Vessel needs, preferences, and restrictions related to minimizing risk to whales without compromising vessel operations and the safety of navigation [graduate project]
MetadataShow full item record

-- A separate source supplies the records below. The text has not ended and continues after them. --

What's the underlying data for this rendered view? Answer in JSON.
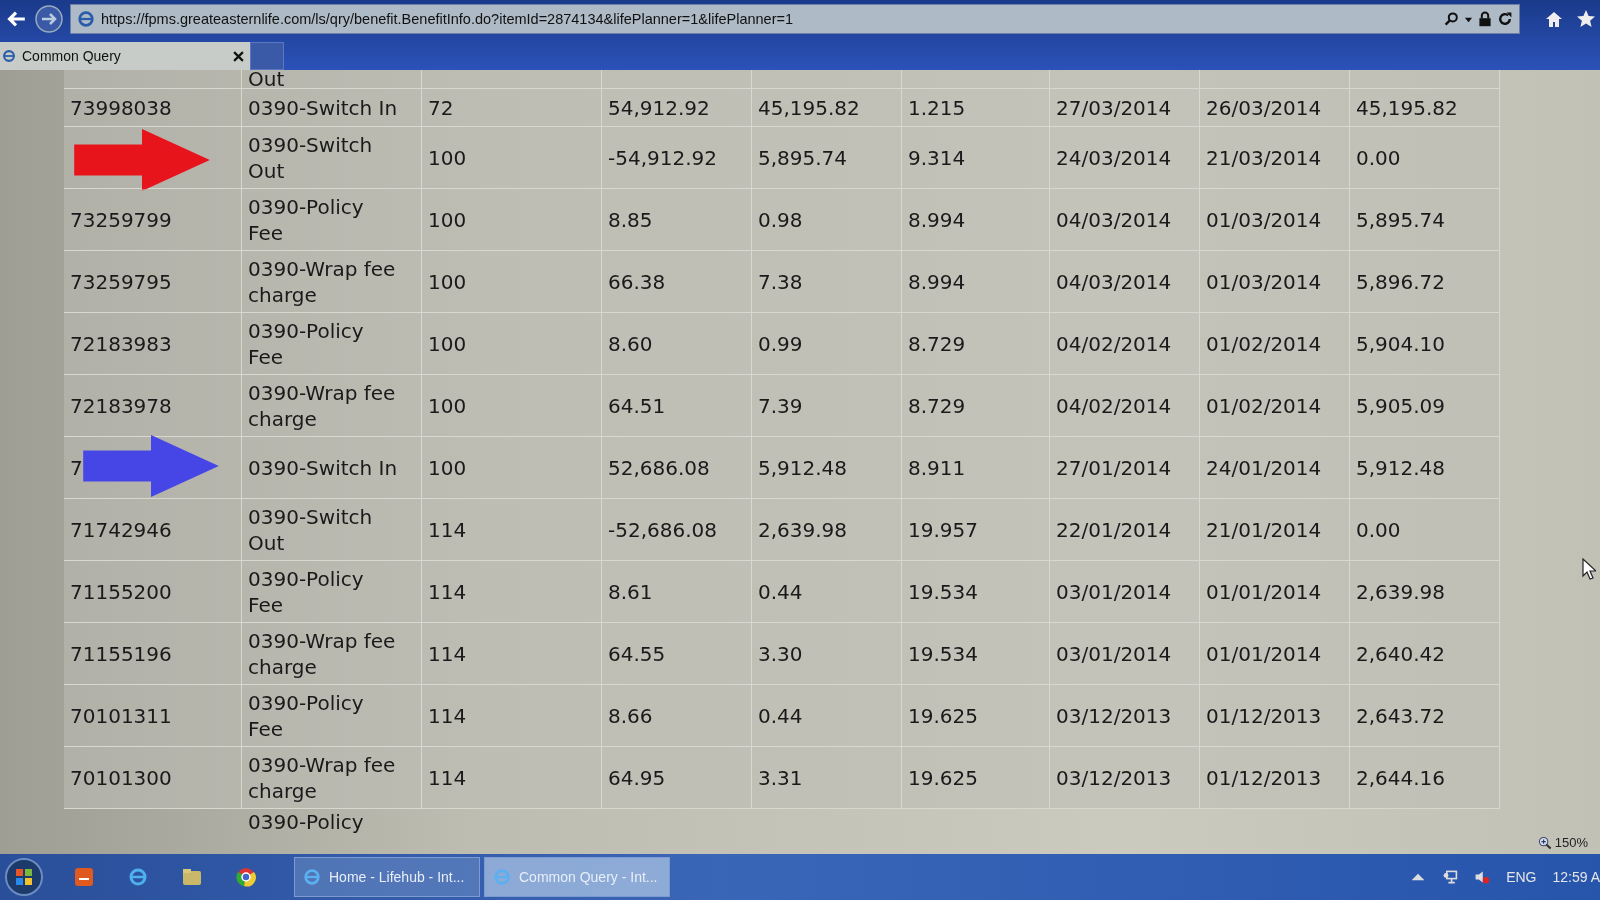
{
  "address_bar": {
    "url": "https://fpms.greateasternlife.com/ls/qry/benefit.BenefitInfo.do?itemId=2874134&lifePlanner=1&lifePlanner=1"
  },
  "tabs": [
    {
      "label": "Common Query",
      "selected": true
    }
  ],
  "table": {
    "top_fragment": "Out",
    "rows": [
      {
        "column_1": "73998038",
        "column_2": "0390-Switch In",
        "column_3": "72",
        "column_4": "54,912.92",
        "column_5": "45,195.82",
        "column_6": "1.215",
        "column_7": "27/03/2014",
        "column_8": "26/03/2014",
        "column_9": "45,195.82"
      },
      {
        "marker": {
          "kind": "arrow",
          "color": "#e8141b"
        },
        "column_2": "0390-Switch Out",
        "column_3": "100",
        "column_4": "-54,912.92",
        "column_5": "5,895.74",
        "column_6": "9.314",
        "column_7": "24/03/2014",
        "column_8": "21/03/2014",
        "column_9": "0.00"
      },
      {
        "column_1": "73259799",
        "column_2": "0390-Policy Fee",
        "column_3": "100",
        "column_4": "8.85",
        "column_5": "0.98",
        "column_6": "8.994",
        "column_7": "04/03/2014",
        "column_8": "01/03/2014",
        "column_9": "5,895.74"
      },
      {
        "column_1": "73259795",
        "column_2": "0390-Wrap fee charge",
        "column_3": "100",
        "column_4": "66.38",
        "column_5": "7.38",
        "column_6": "8.994",
        "column_7": "04/03/2014",
        "column_8": "01/03/2014",
        "column_9": "5,896.72"
      },
      {
        "column_1": "72183983",
        "column_2": "0390-Policy Fee",
        "column_3": "100",
        "column_4": "8.60",
        "column_5": "0.99",
        "column_6": "8.729",
        "column_7": "04/02/2014",
        "column_8": "01/02/2014",
        "column_9": "5,904.10"
      },
      {
        "column_1": "72183978",
        "column_2": "0390-Wrap fee charge",
        "column_3": "100",
        "column_4": "64.51",
        "column_5": "7.39",
        "column_6": "8.729",
        "column_7": "04/02/2014",
        "column_8": "01/02/2014",
        "column_9": "5,905.09"
      },
      {
        "marker": {
          "kind": "arrow",
          "color": "#4646e6"
        },
        "column_1": "7",
        "column_2": "0390-Switch In",
        "column_3": "100",
        "column_4": "52,686.08",
        "column_5": "5,912.48",
        "column_6": "8.911",
        "column_7": "27/01/2014",
        "column_8": "24/01/2014",
        "column_9": "5,912.48"
      },
      {
        "column_1": "71742946",
        "column_2": "0390-Switch Out",
        "column_3": "114",
        "column_4": "-52,686.08",
        "column_5": "2,639.98",
        "column_6": "19.957",
        "column_7": "22/01/2014",
        "column_8": "21/01/2014",
        "column_9": "0.00"
      },
      {
        "column_1": "71155200",
        "column_2": "0390-Policy Fee",
        "column_3": "114",
        "column_4": "8.61",
        "column_5": "0.44",
        "column_6": "19.534",
        "column_7": "03/01/2014",
        "column_8": "01/01/2014",
        "column_9": "2,639.98"
      },
      {
        "column_1": "71155196",
        "column_2": "0390-Wrap fee charge",
        "column_3": "114",
        "column_4": "64.55",
        "column_5": "3.30",
        "column_6": "19.534",
        "column_7": "03/01/2014",
        "column_8": "01/01/2014",
        "column_9": "2,640.42"
      },
      {
        "column_1": "70101311",
        "column_2": "0390-Policy Fee",
        "column_3": "114",
        "column_4": "8.66",
        "column_5": "0.44",
        "column_6": "19.625",
        "column_7": "03/12/2013",
        "column_8": "01/12/2013",
        "column_9": "2,643.72"
      },
      {
        "column_1": "70101300",
        "column_2": "0390-Wrap fee charge",
        "column_3": "114",
        "column_4": "64.95",
        "column_5": "3.31",
        "column_6": "19.625",
        "column_7": "03/12/2013",
        "column_8": "01/12/2013",
        "column_9": "2,644.16"
      }
    ],
    "bottom_fragment": "0390-Policy"
  },
  "zoom_level": "150%",
  "taskbar": {
    "tasks": [
      {
        "label": "Home - Lifehub - Int...",
        "selected": false
      },
      {
        "label": "Common Query - Int...",
        "selected": true
      }
    ],
    "language": "ENG",
    "clock": "12:59 A"
  }
}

New approaches to large whale conservation make use of autonomous underwater vehicles (AUVs such as ocean gliders) to acoustically detect whales in near real-time, and send ‘whale alert’ information on whale locations to the bridge of commercial vessels to help mitigate vessel strikes to whales. A non-compliant or uninterested commercial fleet may be a barrier to achieving such conservation goals. Thus, understanding the needs, preferences, and restrictions of the shipping industry in the development phase of such new conservation initiatives may result in improved effectiveness. Here I report on a survey questionnaire designed to determine mariner knowledge and awareness of endangered whales and existing conservation measures, and the receptivity of the mariners to near real-time conservation technology on the bridge. The survey, distributed by the Shipping Federation of Canada, yielded 43 responses. The majority of respondents were interested in receiving more information on endangered whales and conservation measures in the eastern Canada and US-Gulf of Maine regions (72% and 79%, respectively). Eighty-four per cent of respondents indicated a preference for receiving information via Navigational telex (Navtex), and 79% listed Navtex as a “not disruptive” means of receiving near real-time whale alerts. Seventy-two per cent of respondents also listed Automatic Identification Systems (AIS) as “not disruptive”, though only 58% identified AIS as a preferred format of receiving whale alerts. Based on the questionnaire findings, mariners appear to be moderately receptive to receiving near real-time whale alerts on the bridge. To better understand the mariner willingness to participate, research should consider defining the response required of mariners when receiving such alerts. The results of this study suggest that future conservation programs should use communication formats that are most familiar to mariners and are least disruptive to the bridge protocols; i.e., Navtex and AIS.